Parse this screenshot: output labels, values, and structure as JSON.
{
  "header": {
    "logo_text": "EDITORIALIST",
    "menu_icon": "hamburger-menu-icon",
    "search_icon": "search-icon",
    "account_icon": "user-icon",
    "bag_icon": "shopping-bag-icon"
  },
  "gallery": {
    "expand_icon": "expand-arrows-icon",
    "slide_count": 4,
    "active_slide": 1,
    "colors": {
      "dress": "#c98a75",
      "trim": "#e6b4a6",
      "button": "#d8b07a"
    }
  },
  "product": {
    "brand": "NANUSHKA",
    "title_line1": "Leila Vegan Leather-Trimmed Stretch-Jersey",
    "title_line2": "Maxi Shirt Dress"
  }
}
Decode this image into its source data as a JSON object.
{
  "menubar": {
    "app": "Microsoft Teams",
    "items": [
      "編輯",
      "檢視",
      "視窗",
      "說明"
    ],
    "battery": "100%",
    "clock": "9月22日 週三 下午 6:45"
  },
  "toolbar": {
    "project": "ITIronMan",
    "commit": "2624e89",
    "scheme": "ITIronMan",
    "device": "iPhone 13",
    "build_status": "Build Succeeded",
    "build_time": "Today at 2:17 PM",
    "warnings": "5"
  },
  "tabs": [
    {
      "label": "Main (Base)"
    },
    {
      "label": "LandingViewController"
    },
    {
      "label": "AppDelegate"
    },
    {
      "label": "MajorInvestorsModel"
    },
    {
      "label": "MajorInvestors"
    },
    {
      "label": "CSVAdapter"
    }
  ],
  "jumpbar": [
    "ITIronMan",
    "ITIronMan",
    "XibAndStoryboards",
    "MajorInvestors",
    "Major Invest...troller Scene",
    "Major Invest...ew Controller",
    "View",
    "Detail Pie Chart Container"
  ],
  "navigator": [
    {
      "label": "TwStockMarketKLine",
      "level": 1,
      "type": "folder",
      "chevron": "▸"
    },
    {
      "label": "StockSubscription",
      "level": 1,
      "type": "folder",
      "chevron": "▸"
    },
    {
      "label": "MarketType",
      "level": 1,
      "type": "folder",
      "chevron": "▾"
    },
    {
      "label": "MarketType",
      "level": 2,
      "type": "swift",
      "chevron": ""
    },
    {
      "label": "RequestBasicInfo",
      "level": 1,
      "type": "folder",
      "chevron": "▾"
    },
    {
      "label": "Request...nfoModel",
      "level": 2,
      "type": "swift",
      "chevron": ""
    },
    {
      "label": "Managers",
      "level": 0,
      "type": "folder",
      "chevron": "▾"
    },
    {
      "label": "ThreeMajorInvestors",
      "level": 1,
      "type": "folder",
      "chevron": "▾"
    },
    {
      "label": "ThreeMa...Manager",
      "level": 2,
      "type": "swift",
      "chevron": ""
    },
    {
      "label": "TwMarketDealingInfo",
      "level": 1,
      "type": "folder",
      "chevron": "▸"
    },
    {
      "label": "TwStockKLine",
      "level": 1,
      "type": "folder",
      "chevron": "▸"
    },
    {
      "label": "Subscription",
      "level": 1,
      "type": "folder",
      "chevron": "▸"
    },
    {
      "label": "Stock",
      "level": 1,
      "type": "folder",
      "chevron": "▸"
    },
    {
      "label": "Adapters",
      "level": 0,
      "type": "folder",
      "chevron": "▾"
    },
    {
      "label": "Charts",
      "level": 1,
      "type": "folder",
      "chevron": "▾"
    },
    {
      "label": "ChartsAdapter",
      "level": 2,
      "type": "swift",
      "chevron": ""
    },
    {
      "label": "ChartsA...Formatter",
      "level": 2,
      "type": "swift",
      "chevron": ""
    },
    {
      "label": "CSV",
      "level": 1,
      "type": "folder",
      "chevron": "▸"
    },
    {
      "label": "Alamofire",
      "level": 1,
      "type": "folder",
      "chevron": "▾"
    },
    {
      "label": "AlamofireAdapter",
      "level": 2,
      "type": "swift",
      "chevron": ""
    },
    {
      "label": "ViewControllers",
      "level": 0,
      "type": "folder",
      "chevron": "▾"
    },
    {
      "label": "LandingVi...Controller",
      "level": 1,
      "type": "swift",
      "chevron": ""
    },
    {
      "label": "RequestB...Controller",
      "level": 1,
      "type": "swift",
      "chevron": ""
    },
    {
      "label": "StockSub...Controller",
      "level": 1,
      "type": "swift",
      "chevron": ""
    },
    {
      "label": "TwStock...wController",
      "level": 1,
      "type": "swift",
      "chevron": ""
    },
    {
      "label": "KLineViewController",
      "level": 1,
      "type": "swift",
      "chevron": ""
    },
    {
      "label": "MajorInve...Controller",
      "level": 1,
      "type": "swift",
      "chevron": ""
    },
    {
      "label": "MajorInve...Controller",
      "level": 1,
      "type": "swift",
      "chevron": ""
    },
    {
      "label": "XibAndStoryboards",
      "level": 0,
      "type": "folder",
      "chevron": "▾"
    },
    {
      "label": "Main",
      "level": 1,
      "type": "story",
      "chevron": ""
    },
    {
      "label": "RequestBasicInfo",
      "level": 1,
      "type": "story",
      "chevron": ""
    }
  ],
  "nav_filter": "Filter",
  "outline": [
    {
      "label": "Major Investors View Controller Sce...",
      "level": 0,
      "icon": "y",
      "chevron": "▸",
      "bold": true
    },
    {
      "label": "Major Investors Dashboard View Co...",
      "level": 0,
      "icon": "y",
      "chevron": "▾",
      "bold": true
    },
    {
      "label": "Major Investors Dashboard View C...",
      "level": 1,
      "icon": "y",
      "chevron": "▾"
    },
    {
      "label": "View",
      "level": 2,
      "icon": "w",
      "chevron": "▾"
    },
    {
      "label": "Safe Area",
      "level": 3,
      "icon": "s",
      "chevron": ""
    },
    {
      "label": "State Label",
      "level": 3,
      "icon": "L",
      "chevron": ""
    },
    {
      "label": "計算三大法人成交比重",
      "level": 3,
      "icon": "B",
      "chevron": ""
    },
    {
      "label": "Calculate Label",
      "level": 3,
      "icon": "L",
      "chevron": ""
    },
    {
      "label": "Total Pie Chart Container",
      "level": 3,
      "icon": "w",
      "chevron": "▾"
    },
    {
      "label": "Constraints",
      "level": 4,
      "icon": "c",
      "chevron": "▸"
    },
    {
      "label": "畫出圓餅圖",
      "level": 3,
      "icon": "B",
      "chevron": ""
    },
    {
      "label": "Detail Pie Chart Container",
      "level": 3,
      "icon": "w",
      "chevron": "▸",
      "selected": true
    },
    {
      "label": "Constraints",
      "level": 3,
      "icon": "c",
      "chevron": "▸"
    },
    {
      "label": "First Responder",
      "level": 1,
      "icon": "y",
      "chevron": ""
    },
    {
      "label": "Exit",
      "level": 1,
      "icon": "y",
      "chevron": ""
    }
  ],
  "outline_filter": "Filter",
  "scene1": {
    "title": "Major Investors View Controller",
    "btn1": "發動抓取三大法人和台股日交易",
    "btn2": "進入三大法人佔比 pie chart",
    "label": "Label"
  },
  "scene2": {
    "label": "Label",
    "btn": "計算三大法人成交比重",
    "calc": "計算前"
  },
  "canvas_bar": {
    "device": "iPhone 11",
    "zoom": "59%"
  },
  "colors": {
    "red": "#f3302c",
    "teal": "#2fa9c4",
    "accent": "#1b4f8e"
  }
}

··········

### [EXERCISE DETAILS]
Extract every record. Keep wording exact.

### [EXERCISE ANSWER]
Parse this screenshot: output labels, values, and structure as JSON.
{
  "header": {
    "logo_text": "EDITORIALIST",
    "menu_icon": "hamburger-menu-icon",
    "search_icon": "search-icon",
    "account_icon": "user-icon",
    "bag_icon": "shopping-bag-icon"
  },
  "gallery": {
    "expand_icon": "expand-arrows-icon",
    "slide_count": 4,
    "active_slide": 1,
    "colors": {
      "dress": "#c98a75",
      "trim": "#e6b4a6",
      "button": "#d8b07a"
    }
  },
  "product": {
    "brand": "NANUSHKA",
    "title_line1": "Leila Vegan Leather-Trimmed Stretch-Jersey",
    "title_line2": "Maxi Shirt Dress"
  }
}
Decode this image into its source data as a JSON object.
{
  "menubar": {
    "app": "Microsoft Teams",
    "items": [
      "編輯",
      "檢視",
      "視窗",
      "說明"
    ],
    "battery": "100%",
    "clock": "9月22日 週三 下午 6:45"
  },
  "toolbar": {
    "project": "ITIronMan",
    "commit": "2624e89",
    "scheme": "ITIronMan",
    "device": "iPhone 13",
    "build_status": "Build Succeeded",
    "build_time": "Today at 2:17 PM",
    "warnings": "5"
  },
  "tabs": [
    {
      "label": "Main (Base)"
    },
    {
      "label": "LandingViewController"
    },
    {
      "label": "AppDelegate"
    },
    {
      "label": "MajorInvestorsModel"
    },
    {
      "label": "MajorInvestors"
    },
    {
      "label": "CSVAdapter"
    }
  ],
  "jumpbar": [
    "ITIronMan",
    "ITIronMan",
    "XibAndStoryboards",
    "MajorInvestors",
    "Major Invest...troller Scene",
    "Major Invest...ew Controller",
    "View",
    "Detail Pie Chart Container"
  ],
  "navigator": [
    {
      "label": "TwStockMarketKLine",
      "level": 1,
      "type": "folder",
      "chevron": "▸"
    },
    {
      "label": "StockSubscription",
      "level": 1,
      "type": "folder",
      "chevron": "▸"
    },
    {
      "label": "MarketType",
      "level": 1,
      "type": "folder",
      "chevron": "▾"
    },
    {
      "label": "MarketType",
      "level": 2,
      "type": "swift",
      "chevron": ""
    },
    {
      "label": "RequestBasicInfo",
      "level": 1,
      "type": "folder",
      "chevron": "▾"
    },
    {
      "label": "Request...nfoModel",
      "level": 2,
      "type": "swift",
      "chevron": ""
    },
    {
      "label": "Managers",
      "level": 0,
      "type": "folder",
      "chevron": "▾"
    },
    {
      "label": "ThreeMajorInvestors",
      "level": 1,
      "type": "folder",
      "chevron": "▾"
    },
    {
      "label": "ThreeMa...Manager",
      "level": 2,
      "type": "swift",
      "chevron": ""
    },
    {
      "label": "TwMarketDealingInfo",
      "level": 1,
      "type": "folder",
      "chevron": "▸"
    },
    {
      "label": "TwStockKLine",
      "level": 1,
      "type": "folder",
      "chevron": "▸"
    },
    {
      "label": "Subscription",
      "level": 1,
      "type": "folder",
      "chevron": "▸"
    },
    {
      "label": "Stock",
      "level": 1,
      "type": "folder",
      "chevron": "▸"
    },
    {
      "label": "Adapters",
      "level": 0,
      "type": "folder",
      "chevron": "▾"
    },
    {
      "label": "Charts",
      "level": 1,
      "type": "folder",
      "chevron": "▾"
    },
    {
      "label": "ChartsAdapter",
      "level": 2,
      "type": "swift",
      "chevron": ""
    },
    {
      "label": "ChartsA...Formatter",
      "level": 2,
      "type": "swift",
      "chevron": ""
    },
    {
      "label": "CSV",
      "level": 1,
      "type": "folder",
      "chevron": "▸"
    },
    {
      "label": "Alamofire",
      "level": 1,
      "type": "folder",
      "chevron": "▾"
    },
    {
      "label": "AlamofireAdapter",
      "level": 2,
      "type": "swift",
      "chevron": ""
    },
    {
      "label": "ViewControllers",
      "level": 0,
      "type": "folder",
      "chevron": "▾"
    },
    {
      "label": "LandingVi...Controller",
      "level": 1,
      "type": "swift",
      "chevron": ""
    },
    {
      "label": "RequestB...Controller",
      "level": 1,
      "type": "swift",
      "chevron": ""
    },
    {
      "label": "StockSub...Controller",
      "level": 1,
      "type": "swift",
      "chevron": ""
    },
    {
      "label": "TwStock...wController",
      "level": 1,
      "type": "swift",
      "chevron": ""
    },
    {
      "label": "KLineViewController",
      "level": 1,
      "type": "swift",
      "chevron": ""
    },
    {
      "label": "MajorInve...Controller",
      "level": 1,
      "type": "swift",
      "chevron": ""
    },
    {
      "label": "MajorInve...Controller",
      "level": 1,
      "type": "swift",
      "chevron": ""
    },
    {
      "label": "XibAndStoryboards",
      "level": 0,
      "type": "folder",
      "chevron": "▾"
    },
    {
      "label": "Main",
      "level": 1,
      "type": "story",
      "chevron": ""
    },
    {
      "label": "RequestBasicInfo",
      "level": 1,
      "type": "story",
      "chevron": ""
    }
  ],
  "nav_filter": "Filter",
  "outline": [
    {
      "label": "Major Investors View Controller Sce...",
      "level": 0,
      "icon": "y",
      "chevron": "▸",
      "bold": true
    },
    {
      "label": "Major Investors Dashboard View Co...",
      "level": 0,
      "icon": "y",
      "chevron": "▾",
      "bold": true
    },
    {
      "label": "Major Investors Dashboard View C...",
      "level": 1,
      "icon": "y",
      "chevron": "▾"
    },
    {
      "label": "View",
      "level": 2,
      "icon": "w",
      "chevron": "▾"
    },
    {
      "label": "Safe Area",
      "level": 3,
      "icon": "s",
      "chevron": ""
    },
    {
      "label": "State Label",
      "level": 3,
      "icon": "L",
      "chevron": ""
    },
    {
      "label": "計算三大法人成交比重",
      "level": 3,
      "icon": "B",
      "chevron": ""
    },
    {
      "label": "Calculate Label",
      "level": 3,
      "icon": "L",
      "chevron": ""
    },
    {
      "label": "Total Pie Chart Container",
      "level": 3,
      "icon": "w",
      "chevron": "▾"
    },
    {
      "label": "Constraints",
      "level": 4,
      "icon": "c",
      "chevron": "▸"
    },
    {
      "label": "畫出圓餅圖",
      "level": 3,
      "icon": "B",
      "chevron": ""
    },
    {
      "label": "Detail Pie Chart Container",
      "level": 3,
      "icon": "w",
      "chevron": "▸",
      "selected": true
    },
    {
      "label": "Constraints",
      "level": 3,
      "icon": "c",
      "chevron": "▸"
    },
    {
      "label": "First Responder",
      "level": 1,
      "icon": "y",
      "chevron": ""
    },
    {
      "label": "Exit",
      "level": 1,
      "icon": "y",
      "chevron": ""
    }
  ],
  "outline_filter": "Filter",
  "scene1": {
    "title": "Major Investors View Controller",
    "btn1": "發動抓取三大法人和台股日交易",
    "btn2": "進入三大法人佔比 pie chart",
    "label": "Label"
  },
  "scene2": {
    "label": "Label",
    "btn": "計算三大法人成交比重",
    "calc": "計算前"
  },
  "canvas_bar": {
    "device": "iPhone 11",
    "zoom": "59%"
  },
  "colors": {
    "red": "#f3302c",
    "teal": "#2fa9c4",
    "accent": "#1b4f8e"
  }
}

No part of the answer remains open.